WEST COLUMBIA, S.C. – Clemson University experts are ready to help South Carolina farmers and food processing facilities meet requirements brought about by the biggest change in food safety laws in 80 years.

Peach trees in bloom in the spring at the Clemson University Musser Fruit Research Farm.

The Produce Safety Rule is one component of the Food Safety Modernization Act and applies to produce, such as peaches, that may be consumed raw by humans. It affects farmers in South Carolina who grow fresh produce that is typically consumed without cooking first.
Image Credit: Clemson University

This legislation, the Food Safety Modernization Act (FSMA) comes from the U.S. Food and Drug Administration (FDA) and was signed into law on Jan. 4, 2011. The earliest compliance dates for some farms is set to begin this November.

Clemson University is providing FDA-approved training for anyone interested in becoming certified Preventive Controls Qualified Individuals (PCQI). The training is called Preventive Controls for Human Food Regulation (PCHF) and will be offered from 8:30 a.m.to 5 p.m., Feb. 15-17, in the Phillips Market Center, 117 Ballard Court Highway, West Columbia, S.C. 29172.

“The Food Safety Modernization Act is an update of federal laws for food safety,” said Julie Northcutt, professor and Clemson University Cooperative Extension Service Program team leader for Food Safety and Nutrition. “Prior to the passage of this act, we were operating under the Food, Drug and Cosmetic Act of 1938. This is the biggest overhaul of our food safety system in about 80 years.”

The Produce Safety Rule is one component of the Food Safety Modernization Act (FSMA) and applies to produce that may be consumed raw by humans. It affects farmers in South Carolina who grow peaches, melons, berries, cucumbers, squash, tomatoes, kale, broccoli, spinach and other fresh produce. Clemson experts are working with members of the South Carolina Department of Agriculture to design plans to assist South Carolina farmers with the new law, including hiring new people at both institutions.

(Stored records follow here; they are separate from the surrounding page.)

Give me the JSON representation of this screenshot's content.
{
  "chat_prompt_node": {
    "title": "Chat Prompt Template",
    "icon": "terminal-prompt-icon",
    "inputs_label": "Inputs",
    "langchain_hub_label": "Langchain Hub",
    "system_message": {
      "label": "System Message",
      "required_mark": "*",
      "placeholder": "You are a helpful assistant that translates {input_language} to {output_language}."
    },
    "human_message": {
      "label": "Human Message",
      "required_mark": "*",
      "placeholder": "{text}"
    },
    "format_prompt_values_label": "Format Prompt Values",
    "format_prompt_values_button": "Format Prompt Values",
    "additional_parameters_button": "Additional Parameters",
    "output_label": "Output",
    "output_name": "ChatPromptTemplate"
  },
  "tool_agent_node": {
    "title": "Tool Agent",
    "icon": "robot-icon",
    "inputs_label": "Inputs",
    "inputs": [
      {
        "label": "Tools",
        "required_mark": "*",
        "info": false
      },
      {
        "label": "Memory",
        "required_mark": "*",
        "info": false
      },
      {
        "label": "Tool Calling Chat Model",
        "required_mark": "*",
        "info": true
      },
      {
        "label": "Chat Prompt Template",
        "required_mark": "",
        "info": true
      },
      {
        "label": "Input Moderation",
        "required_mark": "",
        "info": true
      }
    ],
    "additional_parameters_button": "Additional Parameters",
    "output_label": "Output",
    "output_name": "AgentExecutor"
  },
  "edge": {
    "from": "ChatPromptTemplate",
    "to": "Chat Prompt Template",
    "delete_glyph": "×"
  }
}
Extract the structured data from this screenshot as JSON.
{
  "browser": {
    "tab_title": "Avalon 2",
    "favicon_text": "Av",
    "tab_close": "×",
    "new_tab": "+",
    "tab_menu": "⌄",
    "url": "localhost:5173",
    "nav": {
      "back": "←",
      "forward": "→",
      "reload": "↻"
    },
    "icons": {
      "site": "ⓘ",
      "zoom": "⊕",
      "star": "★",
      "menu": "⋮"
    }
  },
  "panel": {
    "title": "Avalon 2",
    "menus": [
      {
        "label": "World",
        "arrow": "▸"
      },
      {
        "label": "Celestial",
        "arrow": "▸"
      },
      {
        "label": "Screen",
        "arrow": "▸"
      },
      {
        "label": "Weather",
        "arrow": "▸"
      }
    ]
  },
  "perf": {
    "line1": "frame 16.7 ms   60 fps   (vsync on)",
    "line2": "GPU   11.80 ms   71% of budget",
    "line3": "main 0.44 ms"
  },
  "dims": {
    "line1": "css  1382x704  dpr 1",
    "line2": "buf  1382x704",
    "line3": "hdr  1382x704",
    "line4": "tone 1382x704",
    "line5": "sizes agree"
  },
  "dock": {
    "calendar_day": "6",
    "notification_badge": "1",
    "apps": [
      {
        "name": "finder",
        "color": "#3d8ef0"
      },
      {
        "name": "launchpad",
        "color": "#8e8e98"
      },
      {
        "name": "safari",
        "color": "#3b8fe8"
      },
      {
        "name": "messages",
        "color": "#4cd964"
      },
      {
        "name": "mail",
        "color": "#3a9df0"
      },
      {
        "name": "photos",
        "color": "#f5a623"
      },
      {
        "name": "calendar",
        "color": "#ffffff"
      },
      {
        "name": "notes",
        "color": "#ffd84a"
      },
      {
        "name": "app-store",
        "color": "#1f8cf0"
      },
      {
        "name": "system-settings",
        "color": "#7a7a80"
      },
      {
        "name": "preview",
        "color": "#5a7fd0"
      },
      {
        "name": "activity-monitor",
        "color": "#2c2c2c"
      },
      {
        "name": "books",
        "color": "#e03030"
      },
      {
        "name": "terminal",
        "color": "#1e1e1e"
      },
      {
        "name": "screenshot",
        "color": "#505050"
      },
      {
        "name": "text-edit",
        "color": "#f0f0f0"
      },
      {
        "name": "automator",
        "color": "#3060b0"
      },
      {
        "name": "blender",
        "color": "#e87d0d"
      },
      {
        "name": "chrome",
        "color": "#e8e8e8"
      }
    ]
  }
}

“This Rule establishes standards for growing, harvesting, packing and holding produce on farms,” said Scott Whiteside, professor and Extension specialist. “This law is designed to shift the focus from responding to foodborne illness outbreaks to preventing foodborne illness outbreaks. We will be working with members of the South Carolina Department of Agriculture to assist our farmers in becoming compliant with this new rule.”

One of the requirements of this new legislation is for each food processing facility to have at least one PCQI to oversee or conduct preparation of a food safety plan, reanalysis of the food safety plan, validation of preventive controls and review of records. Becoming a PCQI requires successful completion of an FDA-approved training in the development and application of risk-based preventive controls, or have this training through approved qualified job experience.

Cost of the training is $750 and includes a Preventive Control Guide, Association of Food and Drug Officials (AFDO) certification fee, Preventive Control Exercise Book, lunch and snacks. Individuals successfully completing this course and passing the course exam will become a PCQI and can perform all the food safety activities as outlined in FSMA.

Class size is limited to 25 participants. To register, go to http://bit.ly/2jPzSa2.

Anyone with questions about the training can contact Adair Hoover, cpope@clemson.edu.

FSMA is a comprehensive law; the Produce Safety Rule is only one of seven key elements it covers.  Farmers who are not exempt from the Produce Safety Rule should attend training to help them document safe-handling practices on the five areas covered in the rule. For a complete list of exemptions to the rule, read the FSMA Final Rule on Produce Safety. The FDA has published a flow chart to help identify who is exempt and who is not exempt.

The FSMA also covers human food (in addition to fresh produce) and animal food.

According to the Centers for Disease Control and Prevention, about 48 million people (1 in 6 Americans) get sick, 128,000 are hospitalized and 3,000 die each year from foodborne diseases. A study by the FDA of foodborne disease outbreaks between 1996 and 2010 showed approximately 131 produce-related reported outbreaks, resulting in 14,350 outbreak-related illnesses, 1,382 hospitalizations and 34 deaths. The study also showed that contamination was likely to have happened early in the production chain, during growing, harvesting, manufacturing, processing, packing, holding or transportation. These outbreaks were associated with approximately 20 different fresh produce commodities. FDA officials said the passage of FSMA enables the administration to better protect public health by strengthening the food safety system. This law allows FDA officials to focus more on preventing food safety problems rather than relying primarily on reacting to problems after they occur.